The chatter of the soul

As long as I can remember, I have been writing down fetching things people say. My personal hell would be me clutching my pants pockets for eternity and finding no pen or paper, while fascinating folks are saying unforgettable things that all of us are bound to forget, if someone doesn’t write them down, now. In my crowds, that was always me.

I have done acres of personal testimony writing, delivering people’s stories in their own words, with a little editorial tune-up. I have done this for people who qualify as historic figures, such as the Ogoni leadership that fought Shell Oil and the Nigerian military dictatorship, and the widow of Charles Lee Thornton, the man they called Cookie who shot his way into and through a Kirkwood City Council meeting. I stood in one of the Meacham Park driveways where Cookie had parked heavy equipment in violation of pesky Kirkwood ordinances, and I wrote down every word his widow said while tears streamed steadily down her handsome, trembling face. We printed it as a commentary in The St. Louis American.

On my own time and dime, I rather like to drink carefully-made beer and wine, and fellowship with friends with amply-stocked minds and souls. When this was a rock and roll road show, we were forever traveling between gigs. The notebooks I kept in those days were known (in the beginning, officially, complete with roman-numeraled dog-latin names) as “gig books.” Nowadays, like a turtle in a notorious bluegrass banjo player joke, I am less and less likely to be on my way to a gig. And now I am more likely to be writing scraps of language on paper my daughter has been drawing on than in a dedicated notebook. But I still think of myself as keeping gigbooks. And when I take the time to type up my notes after a night out, I still think of them as gigbook poems.

Gigbook poems are not for everyone. Often I have been told, “I guess you had to be there.” But I think they capture the chatter of the soul. They strike me like little luminescent winks of actual people enacting their lives, in the middle of it and making it all up as they go along. This particular batch is from a night out with Joe Kessler, Brett Underwood, Lindy Woracheck and Agnieszka I am forgetting my friend’s last name. Actually, I think there were two nights, in a row. During one of them I called up Baba Mike Nelson, on an impulse, and he was working his way through the reality of a dream.


I am just working through the reality of the dream,
Accordion in my left hand,
Trumpet in the right. Sworn
To the drum. I play
The Gramophone.

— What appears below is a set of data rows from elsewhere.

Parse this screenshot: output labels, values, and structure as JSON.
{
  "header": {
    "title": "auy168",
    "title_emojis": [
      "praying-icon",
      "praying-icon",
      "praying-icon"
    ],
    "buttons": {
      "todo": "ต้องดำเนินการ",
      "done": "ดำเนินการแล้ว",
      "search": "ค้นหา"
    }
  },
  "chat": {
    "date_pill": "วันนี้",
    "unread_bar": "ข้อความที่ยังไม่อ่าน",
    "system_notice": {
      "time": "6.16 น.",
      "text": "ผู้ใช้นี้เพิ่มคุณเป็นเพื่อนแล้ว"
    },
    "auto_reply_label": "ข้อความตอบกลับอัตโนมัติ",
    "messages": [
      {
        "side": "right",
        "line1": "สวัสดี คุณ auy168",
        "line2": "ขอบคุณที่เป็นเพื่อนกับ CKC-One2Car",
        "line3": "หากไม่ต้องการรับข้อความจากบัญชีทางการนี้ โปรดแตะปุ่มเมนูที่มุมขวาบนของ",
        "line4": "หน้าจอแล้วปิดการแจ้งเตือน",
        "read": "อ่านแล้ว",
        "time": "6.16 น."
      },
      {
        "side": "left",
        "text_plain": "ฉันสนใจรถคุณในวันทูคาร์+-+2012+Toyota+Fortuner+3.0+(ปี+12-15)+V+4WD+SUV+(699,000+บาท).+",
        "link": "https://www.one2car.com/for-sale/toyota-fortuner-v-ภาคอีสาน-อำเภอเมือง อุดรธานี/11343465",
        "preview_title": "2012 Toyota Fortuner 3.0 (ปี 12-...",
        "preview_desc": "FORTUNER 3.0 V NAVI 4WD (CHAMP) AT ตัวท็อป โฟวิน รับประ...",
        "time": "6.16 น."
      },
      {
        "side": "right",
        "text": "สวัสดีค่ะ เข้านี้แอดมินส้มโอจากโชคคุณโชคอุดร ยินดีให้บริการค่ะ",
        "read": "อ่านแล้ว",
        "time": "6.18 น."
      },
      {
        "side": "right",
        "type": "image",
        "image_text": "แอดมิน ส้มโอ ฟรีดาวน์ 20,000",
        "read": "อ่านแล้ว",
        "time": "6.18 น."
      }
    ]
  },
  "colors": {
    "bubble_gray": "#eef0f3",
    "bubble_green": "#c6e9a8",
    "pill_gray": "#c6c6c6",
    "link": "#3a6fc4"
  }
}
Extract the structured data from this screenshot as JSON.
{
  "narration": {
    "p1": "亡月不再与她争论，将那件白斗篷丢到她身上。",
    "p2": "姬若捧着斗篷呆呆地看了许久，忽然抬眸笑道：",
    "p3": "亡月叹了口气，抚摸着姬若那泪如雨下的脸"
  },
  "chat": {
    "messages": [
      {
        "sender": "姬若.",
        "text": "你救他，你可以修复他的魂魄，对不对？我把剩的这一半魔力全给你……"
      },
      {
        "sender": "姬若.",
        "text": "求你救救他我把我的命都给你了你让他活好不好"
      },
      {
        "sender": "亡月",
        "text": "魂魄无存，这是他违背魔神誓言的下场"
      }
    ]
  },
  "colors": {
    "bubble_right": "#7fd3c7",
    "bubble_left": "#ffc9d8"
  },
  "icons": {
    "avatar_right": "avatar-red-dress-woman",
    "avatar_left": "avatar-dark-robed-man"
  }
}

It’s about partnerships, partnerships
That last. I made a connection
With you.

No more
I am the only one.
No more
I am the only transistor.



I always thought
It’s a lot better
To sneak in first
without them
Seeing you coming.
And when you
Do all that ,
You’re saying,
Here I am!
Here I come!



If you’re fucked up,
And walking back;
the rain
Got downtown. You been
Cooking on a postage stamp.
He made him look
Like a second baseman.
Went back there and
Still made pizza somehow.

My dad’s really hungry.
He had a high tolerance
For toxins, or so the legend
Has it. She wouldn’t tell me
what it was.

What Flood said last night.
“So, you had a heated agreement!”
Oh, he finishes my thoughts!
I like well spoken people!

Since the tree can’t actually talk,
Will you tell some of them to me?
Like: six foot Chers drink cans
Of aluminum beer, with two
Sorority girls on a Saturday night?

How would I have a good time
If I couldn’t smoke cigarettes or kiss
A boy? The guy
With the camera shit slung over
His shoulder never takes a shot.

What you get
Is what you see.



She ran with the damn
Bulls in Valdamolla. I’d
Love to meet you in Istanbul.
It’s somewhere between a Guinness
And a rug a dog’s been laying in
For a really long time. You know, Rasputin’s
Now, a pop star.

When they get kicked off the reservation,
They turn into capitalists.
Ward off the government.
Chug down some cherry juice.
Walks down Wyoming, I’m
Slumped against a grocery store.

I had a gash in my shin
That was bleeding into my shoe
She was going away.
She had bought me a book.
Felt like a thirdstring tightend,

No comments: